Jul. 5, 2013
how the young man who empties our dustbin
ascends the truck as it moves
away from him, rises up like an angel
in a china-blue check shirt and lilac
woollen cap, dirty work-gloves, rowanberry
red bandanna flapping at his throat. He plants
one foot above the mudguard, locks
his left hand to a steel bar
stemming from the dumper's loud mouth,
and is borne away, light as a cat, right leg
dangling, the dazzled air snatching at that black-
bearded face. He breaks to a smile, leans wide
and takes the morning to his puffed chest—
right arm stretched far out,
a checkered china-blue wing
gliding between blurred earth
and heaven, a messenger under the locust trees
that stand in silent panic at his passage. But
his mission is not among the trees:
he has flanked both sunlit rims of Wing Road
with empty dustbins, each lying on its side,
its battered lid fallen beside it, each
letting noonlight scour its emptiness
to shining. Carried off in a sudden cloud
of diesel smoke, in a woeful crying out
of brakes and gears, a roaring of monstrous
mechanical appetite, he has left this unlikely radiance
straggled behind him, where the crows —
covening in branches—will flash and haggle.
It was on this day in 1937 that SPAM came onto the market. The canned meat product from Hormel Foods Corporation was given its name by a contest winner; the prize for his ingenuity was $100. On one occasion, a Hormel spokesperson said the name was short for "Shoulder of Pork and Ham"; on another, a company official said it was a conflation of the words "spice and ham." All sorts of parodic acronyms have circulated over the years, including "Something Posing As Meat."

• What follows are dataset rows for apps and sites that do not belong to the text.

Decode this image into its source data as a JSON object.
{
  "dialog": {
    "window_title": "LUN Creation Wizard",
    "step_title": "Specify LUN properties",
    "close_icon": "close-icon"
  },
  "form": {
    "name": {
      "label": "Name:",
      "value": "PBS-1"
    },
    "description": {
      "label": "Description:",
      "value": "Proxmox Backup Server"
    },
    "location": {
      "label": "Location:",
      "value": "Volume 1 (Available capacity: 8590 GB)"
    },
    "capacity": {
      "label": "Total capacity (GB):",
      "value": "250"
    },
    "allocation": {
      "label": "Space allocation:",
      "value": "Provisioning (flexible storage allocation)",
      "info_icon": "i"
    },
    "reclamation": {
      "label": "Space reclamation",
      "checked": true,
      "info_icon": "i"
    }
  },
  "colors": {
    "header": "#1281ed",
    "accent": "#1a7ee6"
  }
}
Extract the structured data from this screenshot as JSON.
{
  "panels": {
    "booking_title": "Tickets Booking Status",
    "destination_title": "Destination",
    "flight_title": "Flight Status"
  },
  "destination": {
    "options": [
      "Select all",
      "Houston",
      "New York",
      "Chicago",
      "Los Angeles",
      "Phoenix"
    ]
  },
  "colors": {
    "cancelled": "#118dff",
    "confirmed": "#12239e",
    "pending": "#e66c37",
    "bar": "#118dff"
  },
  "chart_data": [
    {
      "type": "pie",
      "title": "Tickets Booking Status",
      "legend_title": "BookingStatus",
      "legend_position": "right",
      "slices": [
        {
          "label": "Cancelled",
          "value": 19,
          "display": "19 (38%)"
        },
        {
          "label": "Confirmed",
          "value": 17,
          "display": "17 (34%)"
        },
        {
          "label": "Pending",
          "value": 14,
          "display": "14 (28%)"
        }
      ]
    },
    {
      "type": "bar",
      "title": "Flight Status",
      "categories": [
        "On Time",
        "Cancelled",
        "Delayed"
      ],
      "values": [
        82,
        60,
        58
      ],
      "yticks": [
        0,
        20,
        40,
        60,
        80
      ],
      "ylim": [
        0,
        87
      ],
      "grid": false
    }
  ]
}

On this day in 1954, Elvis Presley recorded his first rock and roll song and his first hit, "That's All Right (Mama)."
Today is the birthday of American artist Chuck Close, born in Monroe, Washington (1940). He had a rough childhood: He was dyslexic and didn't do well in school; his father died when Chuck was 11, and his mother developed breast cancer soon after. Their medical bills were so high that the family lost their house, and Close was bedridden for almost a year due to a serious kidney infection. He got through by drawing and painting, and took his first trip to the Seattle Art Museum soon after his father died.
He's become known for his enormous portraits, painted so realistically that they look like photographs. He had been painting them for 20 years before he finally figured out why he was so obsessed with these giant portraits: It's a way to remember them. He has a condition called "face blindness," which means he's unable to recognize individual faces.
In 1988, he was presenting an award in New York City when he began having chest pains. After the ceremony, he walked to the hospital across the street and collapsed in a seizure. An artery in his spine had ruptured, and he woke a quadriplegic. He's confined to a wheelchair, but through extensive physical therapy, he regained the ability to paint.
It's the birthday of one of the most versatile artists of the 20th century, Jean Cocteau, born in Maisons-Laffitte, just outside Paris (1889). He wrote essays, poetry, and novels. He worked on ballets, operas, and movies as well. He was involved in early stages of surrealism and cubism. He was a friend of Picasso's and a friend of Marcel Proust's.
He said, "Style is a simple way of saying complicated things."
Be well, do good work, and keep in touch.®